Recently, researchers from Washington State University reported “breaking” research that found that cannabis use alters eating behaviors, findings which they claim may lead to treatments for appetite loss in chronic illness.
The study exposed rats to cannabis vapor to assess how the drug affects appetite and triggers hunger hormones. When the rats were forced to inhale cannabis, their brains released a flow of ghrelin, the hunger hormone, which stimulated their appetites and triggered them to eat. The researchers conducted this study in hopes that it would lead to new treatments for illness-induced appetite loss that is common in many chronic illnesses like cancer and HIV/AIDS.
Not only is this research inefficient and unethical, it’s utterly insignificant. Animal research does not translate to knowledge about humans. Not only that, but we already know that, when exposed to cannabis, a human’s hypothalamus triggers the release of ghrelin, which stimulates the appetite. This isn’t new science; this is another example of researchers taking advantage of animals who aren’t protected by the Animal Welfare Act.
Unfortunately, studies of this type aren’t isolated events. In 2017, the National Institutes of Health (NIH) supported 330 cannabinoid research projects totaling almost $140 million. Many of these studies involved the use of animals for experimentation, including mice, rats, dogs, and non-human primates. It’s common in these studies that, after being trapped inside inhalation chambers, the animals are killed so that researchers can extract the animal’s organs (typically the brain) to study more closely.
There are currently 30 states where cannabis is available for use as a therapeutic agent and nine that have approved cannabis for recreational use. With cannabis policy shifting, the number of studies and amount of funding dedicated to scientific research in this area will increase. However, that doesn’t mean animals have to suffer. There are numerous humane and human-relevant alternatives that can be used to address the current research gaps.
In 2017, the National Academy of Sciences (NAS) conducted an extensive review of the current evidence regarding the health effects of using cannabis and cannabis-derived products. In its report, The Health Effects of Cannabis and Cannabinoids: The Current State of Evidence and Recommendations for Research, the committee presents nearly a hundred research conclusions and outlines recommendations to improve future cannabis research. The report concludes that there is limited evidence that cannabis is effective at increasing appetite and decreasing weight loss associated with HIV/AIDS and insufficient evidence that cannabis is an effective treatment for cancer-associated anorexia nervosa.
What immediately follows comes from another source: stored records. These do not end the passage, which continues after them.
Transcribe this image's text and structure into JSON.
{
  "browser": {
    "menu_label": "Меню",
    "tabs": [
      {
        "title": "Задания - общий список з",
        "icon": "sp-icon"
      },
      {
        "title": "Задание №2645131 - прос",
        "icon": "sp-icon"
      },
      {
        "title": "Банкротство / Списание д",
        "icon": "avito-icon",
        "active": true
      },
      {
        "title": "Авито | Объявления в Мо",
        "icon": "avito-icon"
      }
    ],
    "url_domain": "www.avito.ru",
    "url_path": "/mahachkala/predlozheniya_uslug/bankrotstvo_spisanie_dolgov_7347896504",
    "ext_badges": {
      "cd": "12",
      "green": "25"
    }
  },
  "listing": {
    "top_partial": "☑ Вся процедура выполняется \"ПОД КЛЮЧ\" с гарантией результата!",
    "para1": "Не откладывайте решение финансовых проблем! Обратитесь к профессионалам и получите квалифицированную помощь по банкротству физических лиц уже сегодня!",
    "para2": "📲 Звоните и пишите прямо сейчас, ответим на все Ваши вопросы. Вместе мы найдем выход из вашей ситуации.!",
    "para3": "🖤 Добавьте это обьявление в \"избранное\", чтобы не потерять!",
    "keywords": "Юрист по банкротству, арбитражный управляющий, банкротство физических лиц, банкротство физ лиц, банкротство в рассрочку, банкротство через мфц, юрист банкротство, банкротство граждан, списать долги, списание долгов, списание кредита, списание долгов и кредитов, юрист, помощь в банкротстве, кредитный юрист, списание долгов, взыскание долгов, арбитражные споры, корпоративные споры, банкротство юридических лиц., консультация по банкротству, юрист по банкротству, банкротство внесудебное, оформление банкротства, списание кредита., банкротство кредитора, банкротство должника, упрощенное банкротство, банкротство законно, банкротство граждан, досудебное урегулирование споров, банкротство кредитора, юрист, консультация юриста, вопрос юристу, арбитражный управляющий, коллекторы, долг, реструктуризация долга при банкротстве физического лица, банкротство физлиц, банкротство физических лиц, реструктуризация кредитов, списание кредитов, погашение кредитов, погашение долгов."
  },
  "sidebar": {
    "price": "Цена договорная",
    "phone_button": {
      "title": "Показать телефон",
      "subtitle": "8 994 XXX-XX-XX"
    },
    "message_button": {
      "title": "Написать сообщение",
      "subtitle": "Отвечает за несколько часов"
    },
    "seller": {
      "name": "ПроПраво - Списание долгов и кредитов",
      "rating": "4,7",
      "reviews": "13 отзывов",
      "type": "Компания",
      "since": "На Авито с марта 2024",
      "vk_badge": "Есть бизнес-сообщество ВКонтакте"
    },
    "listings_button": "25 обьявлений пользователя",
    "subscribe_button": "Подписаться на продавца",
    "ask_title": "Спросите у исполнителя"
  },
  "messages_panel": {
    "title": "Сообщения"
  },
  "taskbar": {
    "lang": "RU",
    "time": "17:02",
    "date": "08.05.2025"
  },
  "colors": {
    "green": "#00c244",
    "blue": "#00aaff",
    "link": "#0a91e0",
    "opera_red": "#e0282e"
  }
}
The NAS committee formulated recommendations to improve the quality and advancement of cannabis research. The experts endorse prioritizing a research agenda to support the investigation of the long- and short-term health effects of cannabis use, using human clinical and epidemiological studies. They also recommend the development of novel diagnostic technologies that permit rapid, accurate, and noninvasive assessment of cannabis exposure. This report demonstrates the need for more human-based research (such as this report) in order to advance our knowledge of cannabis.
Opportunely, other researchers have identified the benefits of conducting more efficient research in humans. According to ClinicalTrials.gov, there are 437 and 732 current or recently concluded human clinical and observational studies in the United States and worldwide, respectively, investigating cannabis. These types of studies use human volunteers who consent to participate in research in order to make advancements in medical knowledge.
With technology continuously advancing, there is no justification to explain the use of animals to study human diseases. The research at Washington State University that used animals to study how brain changes from cannabis exposure are responsible for changes in eating behavior could have been done with human volunteers. Advanced neuroimaging techniques like functional magnetic resonance imaging (fMRI), magnetoencephalography (MEG), and positron emission tomography (PET) are able to reveal functional brain activity in response to stimuli, including peripheral signals with central effects (like ghrelin).
With cannabis studies on the rise, researchers and funding bodies must prioritize the use of humans and human-based methods for more promising scientific research.